Are you thinking it’s time to pay off your student loans? Maybe they’ve hung around a little too long and it’s time to finally dig in and cut ’em loose.
Last year when I finished my degree I knew that my student loans were going to come out of deferral. Not just the loans from the last three years a Western Governor’s University, all the loans from the last 10+ years were coming home to roost.
For me, finishing college wasn’t a straight line. I did a year and half when I was 18 years old and just didn’t maintain any momentum. Once I had kids I had the motivation I needed to get moving but I was also making $10 an hour and couldn’t see a way to afford to pay for school. So I accepted what financial aid packages came through and in 2019 I fully finished my bachelors degree.
This meandering journey to a final degree left me with a in interesting pile of loans and years upon years of accrued interest. The trade-off is that it also left with a job where I definitely make enough to pay it all back! It will just take some time and focus to get it knocked out, but it’s possible!
Finally, after all this time, I am going to pay off these student loans!
Where to begin to pay off student loans
Once you know it’s time to get serious on these it’s also time to make a plan. Time to collect all the information on your loans and get it into one central tracker.
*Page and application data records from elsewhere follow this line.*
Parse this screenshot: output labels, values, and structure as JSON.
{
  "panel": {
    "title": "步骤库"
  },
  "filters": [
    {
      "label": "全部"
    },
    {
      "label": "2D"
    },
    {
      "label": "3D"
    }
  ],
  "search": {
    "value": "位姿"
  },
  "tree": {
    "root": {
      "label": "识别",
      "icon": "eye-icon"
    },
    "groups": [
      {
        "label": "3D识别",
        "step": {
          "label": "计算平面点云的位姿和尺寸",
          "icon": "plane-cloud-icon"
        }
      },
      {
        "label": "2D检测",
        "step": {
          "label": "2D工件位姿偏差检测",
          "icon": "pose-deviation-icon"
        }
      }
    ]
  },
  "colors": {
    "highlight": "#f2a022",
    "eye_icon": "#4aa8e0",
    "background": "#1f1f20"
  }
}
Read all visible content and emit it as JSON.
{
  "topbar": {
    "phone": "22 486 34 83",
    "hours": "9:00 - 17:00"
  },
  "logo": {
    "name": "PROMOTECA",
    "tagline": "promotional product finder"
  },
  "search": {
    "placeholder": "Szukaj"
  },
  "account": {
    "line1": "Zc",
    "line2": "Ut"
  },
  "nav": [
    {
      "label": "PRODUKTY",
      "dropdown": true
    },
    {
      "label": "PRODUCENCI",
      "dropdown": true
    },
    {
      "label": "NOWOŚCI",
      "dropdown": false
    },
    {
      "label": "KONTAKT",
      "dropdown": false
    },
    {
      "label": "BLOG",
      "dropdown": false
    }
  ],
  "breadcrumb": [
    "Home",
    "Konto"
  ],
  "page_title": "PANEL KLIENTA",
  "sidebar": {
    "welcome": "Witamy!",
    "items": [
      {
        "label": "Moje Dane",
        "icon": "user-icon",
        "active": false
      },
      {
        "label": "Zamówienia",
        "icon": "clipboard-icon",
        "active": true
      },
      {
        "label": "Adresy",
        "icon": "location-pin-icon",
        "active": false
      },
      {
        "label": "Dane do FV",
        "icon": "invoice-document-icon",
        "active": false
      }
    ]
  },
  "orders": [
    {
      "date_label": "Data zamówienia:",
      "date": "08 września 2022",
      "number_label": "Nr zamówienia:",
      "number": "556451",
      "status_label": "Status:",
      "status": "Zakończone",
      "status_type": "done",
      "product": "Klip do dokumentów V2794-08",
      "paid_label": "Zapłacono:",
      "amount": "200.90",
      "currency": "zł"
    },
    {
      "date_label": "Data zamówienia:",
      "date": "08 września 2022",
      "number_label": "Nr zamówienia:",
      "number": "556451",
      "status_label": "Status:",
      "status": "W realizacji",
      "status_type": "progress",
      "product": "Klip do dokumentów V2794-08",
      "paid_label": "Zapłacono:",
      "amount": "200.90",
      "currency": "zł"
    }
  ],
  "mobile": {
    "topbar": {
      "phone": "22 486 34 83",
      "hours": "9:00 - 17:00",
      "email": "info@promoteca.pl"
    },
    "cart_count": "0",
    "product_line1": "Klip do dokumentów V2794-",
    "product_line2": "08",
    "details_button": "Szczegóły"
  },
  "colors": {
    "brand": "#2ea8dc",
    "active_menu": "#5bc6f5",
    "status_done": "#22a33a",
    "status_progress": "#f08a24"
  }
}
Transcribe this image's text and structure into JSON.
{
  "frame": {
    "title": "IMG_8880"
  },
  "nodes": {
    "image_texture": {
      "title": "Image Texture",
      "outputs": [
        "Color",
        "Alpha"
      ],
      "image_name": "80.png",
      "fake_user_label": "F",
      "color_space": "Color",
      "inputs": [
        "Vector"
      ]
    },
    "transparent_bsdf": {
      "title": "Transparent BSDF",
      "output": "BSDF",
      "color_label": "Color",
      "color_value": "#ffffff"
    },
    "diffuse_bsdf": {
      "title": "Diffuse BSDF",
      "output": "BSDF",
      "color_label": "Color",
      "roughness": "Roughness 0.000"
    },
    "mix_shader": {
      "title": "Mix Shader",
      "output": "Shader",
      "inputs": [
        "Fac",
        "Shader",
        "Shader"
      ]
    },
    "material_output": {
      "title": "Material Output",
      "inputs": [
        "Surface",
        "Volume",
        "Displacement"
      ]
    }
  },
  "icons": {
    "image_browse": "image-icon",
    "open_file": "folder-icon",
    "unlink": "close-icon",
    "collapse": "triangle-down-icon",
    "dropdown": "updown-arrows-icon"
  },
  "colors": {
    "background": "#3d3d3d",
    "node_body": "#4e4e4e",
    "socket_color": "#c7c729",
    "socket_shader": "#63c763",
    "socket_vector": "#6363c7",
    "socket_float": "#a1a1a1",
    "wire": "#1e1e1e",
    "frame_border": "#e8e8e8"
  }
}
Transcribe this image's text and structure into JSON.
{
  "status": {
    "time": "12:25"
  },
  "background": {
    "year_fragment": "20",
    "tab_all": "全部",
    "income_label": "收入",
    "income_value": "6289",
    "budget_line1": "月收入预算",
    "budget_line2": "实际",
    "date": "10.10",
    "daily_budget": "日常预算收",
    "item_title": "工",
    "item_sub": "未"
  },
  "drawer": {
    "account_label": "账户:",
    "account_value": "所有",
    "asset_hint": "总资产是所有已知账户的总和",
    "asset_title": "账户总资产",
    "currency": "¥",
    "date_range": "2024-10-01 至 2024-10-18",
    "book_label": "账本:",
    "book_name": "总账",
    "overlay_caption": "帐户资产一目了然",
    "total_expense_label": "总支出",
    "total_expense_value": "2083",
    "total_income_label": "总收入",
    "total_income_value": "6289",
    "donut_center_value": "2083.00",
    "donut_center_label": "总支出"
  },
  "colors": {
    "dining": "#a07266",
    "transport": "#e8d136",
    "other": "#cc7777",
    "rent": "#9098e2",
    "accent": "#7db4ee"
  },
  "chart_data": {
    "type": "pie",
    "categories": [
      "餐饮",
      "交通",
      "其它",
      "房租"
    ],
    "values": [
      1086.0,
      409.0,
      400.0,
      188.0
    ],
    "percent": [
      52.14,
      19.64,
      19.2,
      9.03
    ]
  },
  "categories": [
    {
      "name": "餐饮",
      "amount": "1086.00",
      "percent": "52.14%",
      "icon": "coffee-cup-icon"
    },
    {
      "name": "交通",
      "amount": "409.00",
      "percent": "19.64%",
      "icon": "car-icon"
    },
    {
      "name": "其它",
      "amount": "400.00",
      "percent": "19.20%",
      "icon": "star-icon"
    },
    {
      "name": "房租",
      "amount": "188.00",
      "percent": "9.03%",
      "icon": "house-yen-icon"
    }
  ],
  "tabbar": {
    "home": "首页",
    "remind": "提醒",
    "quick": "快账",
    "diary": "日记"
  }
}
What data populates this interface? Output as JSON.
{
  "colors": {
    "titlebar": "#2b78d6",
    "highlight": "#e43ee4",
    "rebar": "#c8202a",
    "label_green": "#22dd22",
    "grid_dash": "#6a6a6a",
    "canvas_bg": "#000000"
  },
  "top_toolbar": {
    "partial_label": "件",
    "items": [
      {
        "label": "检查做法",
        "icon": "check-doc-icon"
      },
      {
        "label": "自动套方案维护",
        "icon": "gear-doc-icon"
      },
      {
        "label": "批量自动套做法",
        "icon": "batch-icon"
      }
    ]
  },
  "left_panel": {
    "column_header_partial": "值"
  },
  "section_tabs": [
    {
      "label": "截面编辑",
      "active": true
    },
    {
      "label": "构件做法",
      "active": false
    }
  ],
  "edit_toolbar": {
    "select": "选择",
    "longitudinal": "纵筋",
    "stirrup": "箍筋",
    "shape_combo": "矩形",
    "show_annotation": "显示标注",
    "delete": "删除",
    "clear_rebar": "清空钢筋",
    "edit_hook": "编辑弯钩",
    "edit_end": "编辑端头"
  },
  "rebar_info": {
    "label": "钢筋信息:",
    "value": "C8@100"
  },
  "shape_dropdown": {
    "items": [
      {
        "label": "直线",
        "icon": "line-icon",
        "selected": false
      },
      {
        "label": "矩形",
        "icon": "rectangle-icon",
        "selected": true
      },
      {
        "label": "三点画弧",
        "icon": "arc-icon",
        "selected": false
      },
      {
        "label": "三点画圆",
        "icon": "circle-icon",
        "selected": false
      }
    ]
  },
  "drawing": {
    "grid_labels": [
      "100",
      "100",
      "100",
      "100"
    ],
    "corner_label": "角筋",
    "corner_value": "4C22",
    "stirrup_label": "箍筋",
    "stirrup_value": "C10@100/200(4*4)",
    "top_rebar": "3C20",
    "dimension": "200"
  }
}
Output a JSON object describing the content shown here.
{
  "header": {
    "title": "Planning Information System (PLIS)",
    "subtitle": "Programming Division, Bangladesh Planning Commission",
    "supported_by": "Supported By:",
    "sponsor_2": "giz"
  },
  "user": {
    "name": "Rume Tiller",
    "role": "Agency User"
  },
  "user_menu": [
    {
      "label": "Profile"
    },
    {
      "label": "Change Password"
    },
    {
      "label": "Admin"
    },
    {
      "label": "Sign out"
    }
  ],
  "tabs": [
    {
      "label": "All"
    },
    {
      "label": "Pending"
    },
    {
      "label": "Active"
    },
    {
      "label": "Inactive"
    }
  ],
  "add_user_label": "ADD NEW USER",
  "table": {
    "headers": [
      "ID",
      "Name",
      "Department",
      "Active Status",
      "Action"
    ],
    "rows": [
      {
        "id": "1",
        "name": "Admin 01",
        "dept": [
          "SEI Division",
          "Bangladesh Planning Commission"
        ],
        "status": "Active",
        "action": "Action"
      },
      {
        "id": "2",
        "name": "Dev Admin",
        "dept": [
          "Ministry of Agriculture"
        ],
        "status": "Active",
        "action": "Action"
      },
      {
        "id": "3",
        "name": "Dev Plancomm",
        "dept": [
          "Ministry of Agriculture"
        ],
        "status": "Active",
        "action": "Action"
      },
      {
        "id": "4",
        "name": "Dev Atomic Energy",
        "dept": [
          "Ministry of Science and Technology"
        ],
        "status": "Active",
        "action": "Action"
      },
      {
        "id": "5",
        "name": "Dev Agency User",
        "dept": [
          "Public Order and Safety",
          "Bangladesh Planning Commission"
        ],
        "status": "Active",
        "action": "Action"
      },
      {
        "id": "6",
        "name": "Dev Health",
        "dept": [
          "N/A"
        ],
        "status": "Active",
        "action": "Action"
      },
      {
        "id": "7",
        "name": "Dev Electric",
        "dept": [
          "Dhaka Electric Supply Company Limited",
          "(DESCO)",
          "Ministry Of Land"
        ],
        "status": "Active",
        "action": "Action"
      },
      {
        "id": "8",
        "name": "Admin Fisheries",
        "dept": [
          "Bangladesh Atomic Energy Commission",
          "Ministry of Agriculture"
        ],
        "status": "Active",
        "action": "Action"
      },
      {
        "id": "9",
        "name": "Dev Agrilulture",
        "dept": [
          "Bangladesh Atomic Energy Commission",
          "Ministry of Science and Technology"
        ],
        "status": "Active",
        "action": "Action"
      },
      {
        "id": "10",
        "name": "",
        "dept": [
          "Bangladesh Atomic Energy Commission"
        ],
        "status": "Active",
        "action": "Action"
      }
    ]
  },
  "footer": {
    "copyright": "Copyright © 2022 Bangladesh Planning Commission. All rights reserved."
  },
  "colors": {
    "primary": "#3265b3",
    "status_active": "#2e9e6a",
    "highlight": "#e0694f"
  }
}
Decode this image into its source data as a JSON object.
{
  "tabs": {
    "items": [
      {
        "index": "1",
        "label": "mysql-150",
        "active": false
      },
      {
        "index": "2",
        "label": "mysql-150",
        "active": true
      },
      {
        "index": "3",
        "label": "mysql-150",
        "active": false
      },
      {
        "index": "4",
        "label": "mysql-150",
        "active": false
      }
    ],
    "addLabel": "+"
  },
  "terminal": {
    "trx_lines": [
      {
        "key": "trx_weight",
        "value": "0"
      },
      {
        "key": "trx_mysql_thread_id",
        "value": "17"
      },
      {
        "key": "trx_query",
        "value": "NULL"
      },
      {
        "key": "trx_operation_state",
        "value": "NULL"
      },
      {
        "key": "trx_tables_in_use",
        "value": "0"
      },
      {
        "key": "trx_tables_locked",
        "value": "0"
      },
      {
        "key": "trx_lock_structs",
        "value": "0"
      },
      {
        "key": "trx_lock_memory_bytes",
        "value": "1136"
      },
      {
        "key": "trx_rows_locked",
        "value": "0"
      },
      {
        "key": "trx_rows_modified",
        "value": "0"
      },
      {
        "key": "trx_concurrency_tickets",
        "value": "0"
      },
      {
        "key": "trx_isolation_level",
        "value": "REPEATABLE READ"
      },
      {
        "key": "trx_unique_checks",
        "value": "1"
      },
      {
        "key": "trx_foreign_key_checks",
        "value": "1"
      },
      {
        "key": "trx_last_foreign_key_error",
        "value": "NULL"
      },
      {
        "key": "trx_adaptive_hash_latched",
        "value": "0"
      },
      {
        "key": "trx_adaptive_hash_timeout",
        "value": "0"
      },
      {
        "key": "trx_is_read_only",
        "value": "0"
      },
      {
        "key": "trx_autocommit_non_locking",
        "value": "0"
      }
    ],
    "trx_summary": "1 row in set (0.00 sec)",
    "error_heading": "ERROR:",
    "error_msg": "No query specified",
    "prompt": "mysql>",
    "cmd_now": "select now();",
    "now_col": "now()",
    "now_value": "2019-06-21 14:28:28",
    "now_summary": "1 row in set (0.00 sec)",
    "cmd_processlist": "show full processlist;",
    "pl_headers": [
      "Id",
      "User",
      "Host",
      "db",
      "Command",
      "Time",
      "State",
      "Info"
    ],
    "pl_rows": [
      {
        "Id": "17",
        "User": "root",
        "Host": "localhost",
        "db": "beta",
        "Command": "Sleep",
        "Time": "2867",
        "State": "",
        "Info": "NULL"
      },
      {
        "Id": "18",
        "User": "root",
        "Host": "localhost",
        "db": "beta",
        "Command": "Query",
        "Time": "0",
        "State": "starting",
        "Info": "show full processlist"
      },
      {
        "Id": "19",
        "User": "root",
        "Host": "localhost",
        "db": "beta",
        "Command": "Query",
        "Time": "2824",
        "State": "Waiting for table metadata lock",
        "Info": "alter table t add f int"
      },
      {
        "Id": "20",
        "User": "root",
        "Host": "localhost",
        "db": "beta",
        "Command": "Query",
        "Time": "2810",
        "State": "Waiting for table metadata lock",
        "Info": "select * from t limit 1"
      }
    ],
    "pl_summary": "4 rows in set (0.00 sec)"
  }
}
My husband and I have loans managed by FedLoans, Nelnet, and Great Lakes, three systems we log into to manage and make payments.
To keep everything in one central spot we use the Debt Payoff Planner app. The nice thing about the app is we can use it to create payoff projections and visualize how far we’ve come. It’s an awesome tool for keeping track of your plan AND it’s free. You can’t beat free!
If you’re more of a spreadsheet person, you can also list out your loans in a sweet Google Sheet or something similar. I also have an ongoing spreadsheet tracker of all our student loans so I can pull them up on a computer whenever I want. Actually, I’m a spreadsheet nerd and I have a designated debt countdown sheet, a net worth sheet, a sinking fund sheet, a budget sheet, a projected annual spending sheet. There’s a lot of spreadsheeting happening over here. But, in a good and happy way.
One thing I like about the app is you can see the prediction of how long it will take you pay off your loans. It takes into account how much extra you have to add to your payments and then gives you a plan and a timeline. It also lets you choose how you’re paying off. So, if you’re curious about the timeline for a debt snowball vs a debt avalanche you get to toggle and see the stats.
Which brings us to the big paying off student loans debate.
Avalanche vs Snowball (and what is a blizzard)
OK. Why are all the debt paying methods have wintery/snowy/cold weather names? I don’t know but I think it’s hilarious! The names kind of make sense when you break them down, so keep reading.
The Avalanche Method for paying off debt is when you line up all your debt owed according to interest rate. You then pay off the highest interest rate first as you move down the list to pay everything off. The idea here is you save on interest over the long haul, making your money work the hardest for you.
When you start by paying off your highest interest rate you end up decreasing principle as well as decreasing the accrued interest on accounts each month. It’s a real win win. Especially if you have accounts with VERY high interest rates.
The only down side here is if the high interest debts are LARGE. Paying off debt is a marathon not a sprint and paying off debt can be tedious. When you kick off your debt free journey by paying off your highest debts it can make it exponentially harder to stick to. Keeping that in mind, always do what works best for you! If paying off the highest interest rate works for you, do it!
The Snowball Method for paying off debt is when line up all your debt from smallest to largest balance. Next step is to start tackling that debt and paying it off from the smallest balance on up. The snowball happens when you apply your extra money to the debt you’re working on and pay minimums on everything else. As you pay off a balance you take that minimum payment and keep applying it to the balance of the next. This way your momentum grows and your focused monthly payment grows too!
This is probably the method that people are most familiar with. Dave Ramsey describes this method in his book